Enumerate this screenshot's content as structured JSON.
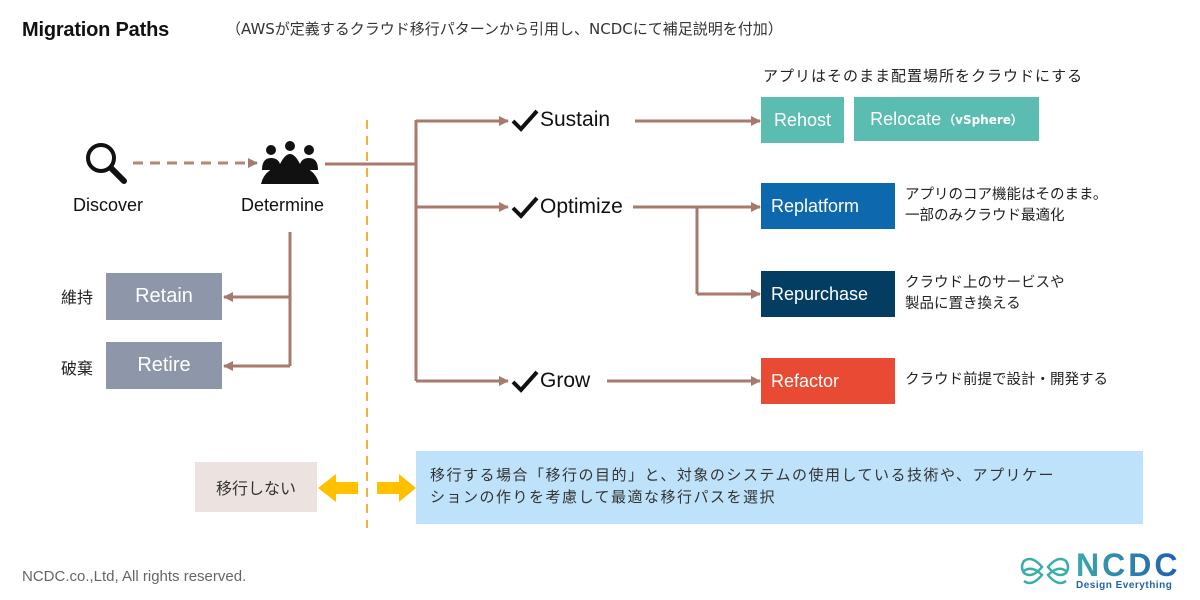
{
  "header": {
    "title": "Migration Paths",
    "subtitle": "（AWSが定義するクラウド移行パターンから引用し、NCDCにて補足説明を付加）"
  },
  "flow": {
    "discover": {
      "label": "Discover",
      "icon": "magnifier-icon"
    },
    "determine": {
      "label": "Determine",
      "icon": "people-group-icon"
    }
  },
  "not_migrate": {
    "retain": {
      "jp": "維持",
      "label": "Retain"
    },
    "retire": {
      "jp": "破棄",
      "label": "Retire"
    },
    "summary": "移行しない"
  },
  "strategies": [
    {
      "label": "Sustain",
      "icon": "checkmark-icon"
    },
    {
      "label": "Optimize",
      "icon": "checkmark-icon"
    },
    {
      "label": "Grow",
      "icon": "checkmark-icon"
    }
  ],
  "patterns": {
    "sustain_note": "アプリはそのまま配置場所をクラウドにする",
    "rehost": "Rehost",
    "relocate": "Relocate",
    "relocate_sub": "（vSphere）",
    "replatform": "Replatform",
    "replatform_note_1": "アプリのコア機能はそのまま。",
    "replatform_note_2": "一部のみクラウド最適化",
    "repurchase": "Repurchase",
    "repurchase_note_1": "クラウド上のサービスや",
    "repurchase_note_2": "製品に置き換える",
    "refactor": "Refactor",
    "refactor_note": "クラウド前提で設計・開発する"
  },
  "migrate_info": {
    "line1": "移行する場合「移行の目的」と、対象のシステムの使用している技術や、アプリケー",
    "line2": "ションの作りを考慮して最適な移行パスを選択"
  },
  "colors": {
    "connector": "#a87a6e",
    "divider": "#f2b134",
    "arrow": "#ffc000",
    "retain_box": "#8e97aa",
    "rehost_box": "#5bbdb1",
    "replatform_box": "#0e68ad",
    "repurchase_box": "#043d62",
    "refactor_box": "#e84a33",
    "info_box": "#bfe2fb",
    "no_migrate_box": "#ece3e0"
  },
  "footer": {
    "copyright": "NCDC.co.,Ltd, All rights reserved.",
    "logo_text": "NCDC",
    "logo_tagline": "Design Everything"
  }
}
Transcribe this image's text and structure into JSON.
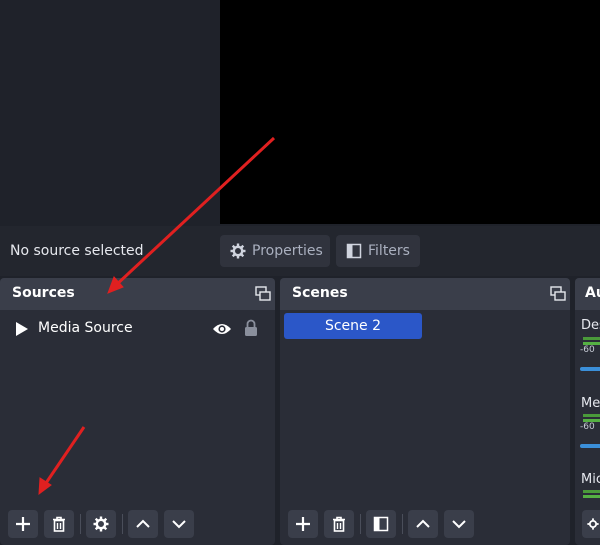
{
  "context_bar": {
    "status": "No source selected",
    "properties_label": "Properties",
    "filters_label": "Filters"
  },
  "sources": {
    "title": "Sources",
    "items": [
      {
        "label": "Media Source"
      }
    ]
  },
  "scenes": {
    "title": "Scenes",
    "items": [
      {
        "label": "Scene 2",
        "selected": true
      }
    ]
  },
  "audio": {
    "title": "Au",
    "channels": [
      {
        "name": "Des",
        "level_label": "-60"
      },
      {
        "name": "Me",
        "level_label": "-60"
      },
      {
        "name": "Mic"
      }
    ]
  },
  "colors": {
    "accent": "#2b57c8",
    "panel": "#2a2d37",
    "title_bar": "#3a3e4a",
    "annotation_arrow": "#e02020"
  }
}
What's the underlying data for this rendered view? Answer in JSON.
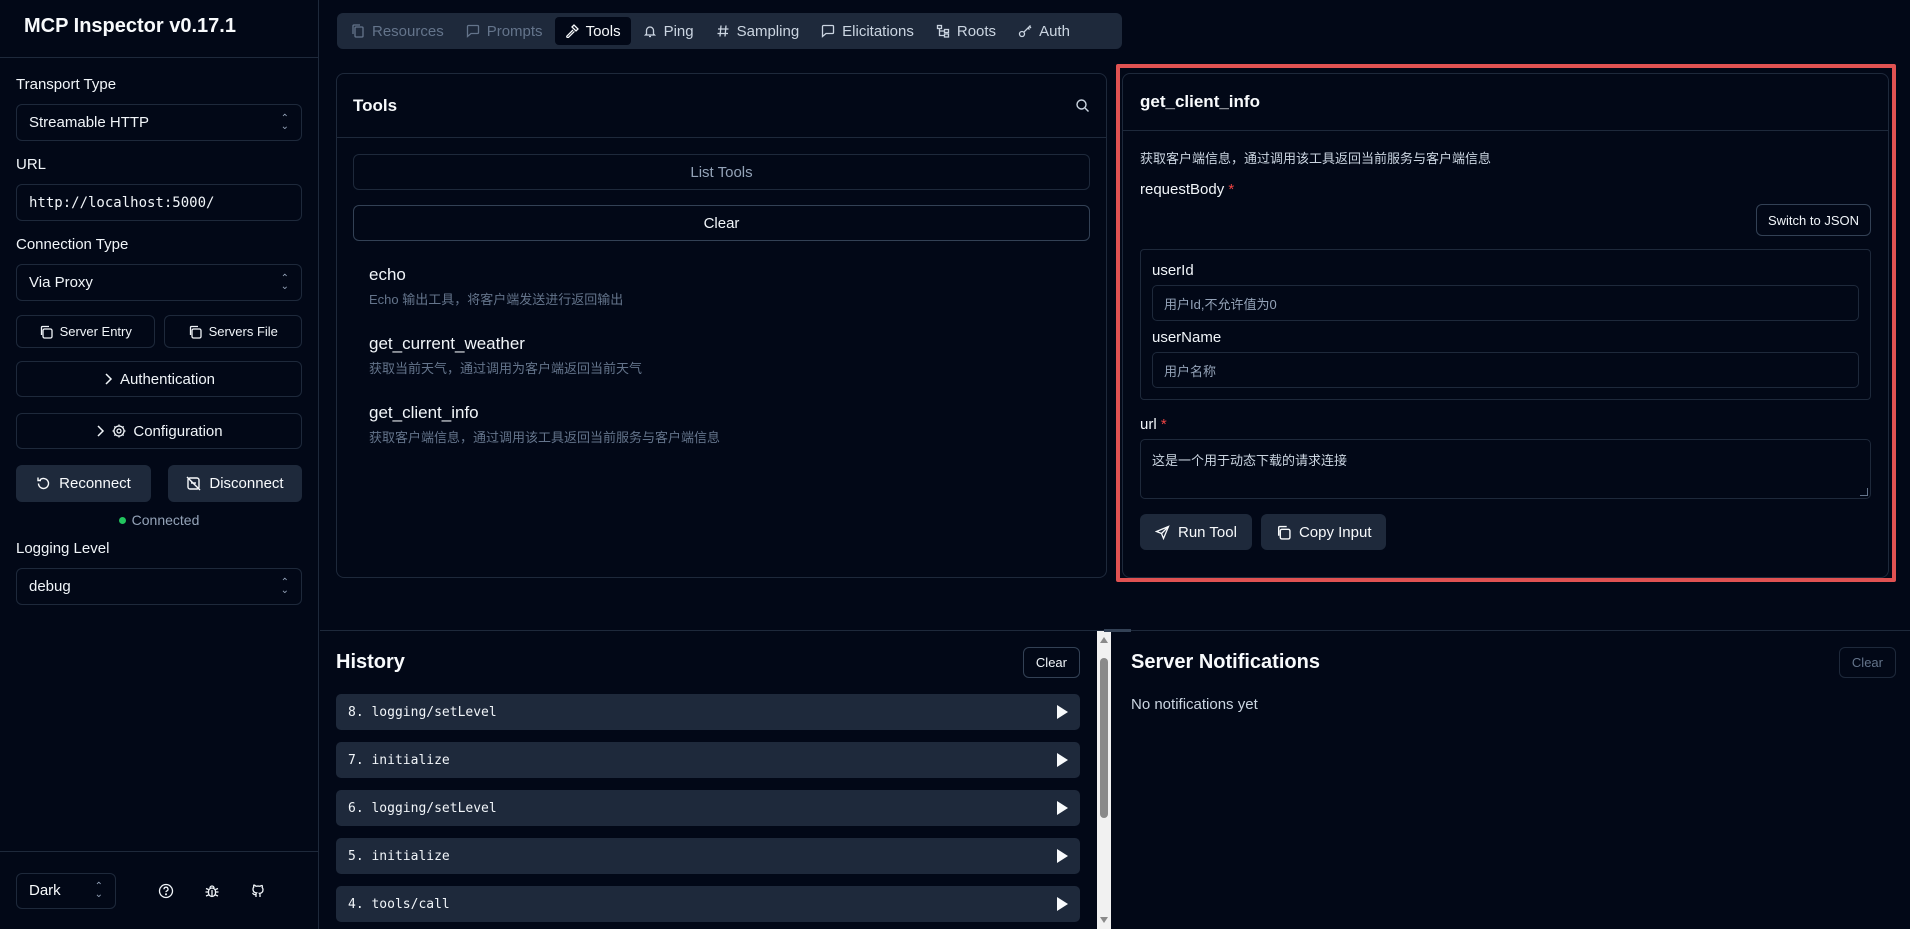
{
  "app": {
    "title": "MCP Inspector v0.17.1"
  },
  "sidebar": {
    "transport_label": "Transport Type",
    "transport_value": "Streamable HTTP",
    "url_label": "URL",
    "url_value": "http://localhost:5000/",
    "connection_label": "Connection Type",
    "connection_value": "Via Proxy",
    "server_entry": "Server Entry",
    "servers_file": "Servers File",
    "authentication": "Authentication",
    "configuration": "Configuration",
    "reconnect": "Reconnect",
    "disconnect": "Disconnect",
    "status": "Connected",
    "logging_label": "Logging Level",
    "logging_value": "debug",
    "theme_value": "Dark"
  },
  "tabs": [
    {
      "label": "Resources",
      "icon": "files-icon",
      "state": "disabled"
    },
    {
      "label": "Prompts",
      "icon": "message-icon",
      "state": "disabled"
    },
    {
      "label": "Tools",
      "icon": "hammer-icon",
      "state": "active"
    },
    {
      "label": "Ping",
      "icon": "bell-icon",
      "state": "normal"
    },
    {
      "label": "Sampling",
      "icon": "hash-icon",
      "state": "normal"
    },
    {
      "label": "Elicitations",
      "icon": "message-icon",
      "state": "normal"
    },
    {
      "label": "Roots",
      "icon": "folder-tree-icon",
      "state": "normal"
    },
    {
      "label": "Auth",
      "icon": "key-icon",
      "state": "normal"
    }
  ],
  "tools": {
    "title": "Tools",
    "list_button": "List Tools",
    "clear_button": "Clear",
    "items": [
      {
        "name": "echo",
        "desc": "Echo 输出工具，将客户端发送进行返回输出"
      },
      {
        "name": "get_current_weather",
        "desc": "获取当前天气，通过调用为客户端返回当前天气"
      },
      {
        "name": "get_client_info",
        "desc": "获取客户端信息，通过调用该工具返回当前服务与客户端信息"
      }
    ]
  },
  "detail": {
    "title": "get_client_info",
    "desc": "获取客户端信息，通过调用该工具返回当前服务与客户端信息",
    "request_body_label": "requestBody",
    "required_mark": "*",
    "switch_json": "Switch to JSON",
    "userid_label": "userId",
    "userid_placeholder": "用户Id,不允许值为0",
    "username_label": "userName",
    "username_placeholder": "用户名称",
    "url_label": "url",
    "url_placeholder": "这是一个用于动态下载的请求连接",
    "run_tool": "Run Tool",
    "copy_input": "Copy Input"
  },
  "history": {
    "title": "History",
    "clear": "Clear",
    "items": [
      "8. logging/setLevel",
      "7. initialize",
      "6. logging/setLevel",
      "5. initialize",
      "4. tools/call"
    ]
  },
  "notifications": {
    "title": "Server Notifications",
    "clear": "Clear",
    "empty": "No notifications yet"
  },
  "colors": {
    "background": "#020817",
    "border": "#1e293b",
    "accent_outline": "#e05252",
    "connected": "#22c55e",
    "required": "#ef4444"
  }
}
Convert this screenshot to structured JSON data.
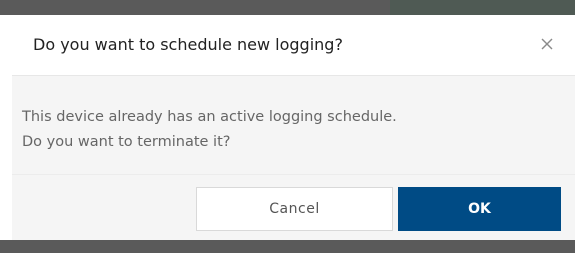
{
  "dialog": {
    "title": "Do you want to schedule new logging?",
    "close_icon": "close-icon",
    "message_lines": [
      "This device already has an active logging schedule.",
      "Do you want to terminate it?"
    ],
    "buttons": {
      "cancel_label": "Cancel",
      "ok_label": "OK"
    }
  },
  "colors": {
    "primary": "#004b85",
    "backdrop": "#5a5a5a",
    "body_bg": "#f5f5f5"
  }
}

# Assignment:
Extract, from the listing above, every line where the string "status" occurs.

# Solution to this task:
    "status": "No source selected",
    "status": "Connected",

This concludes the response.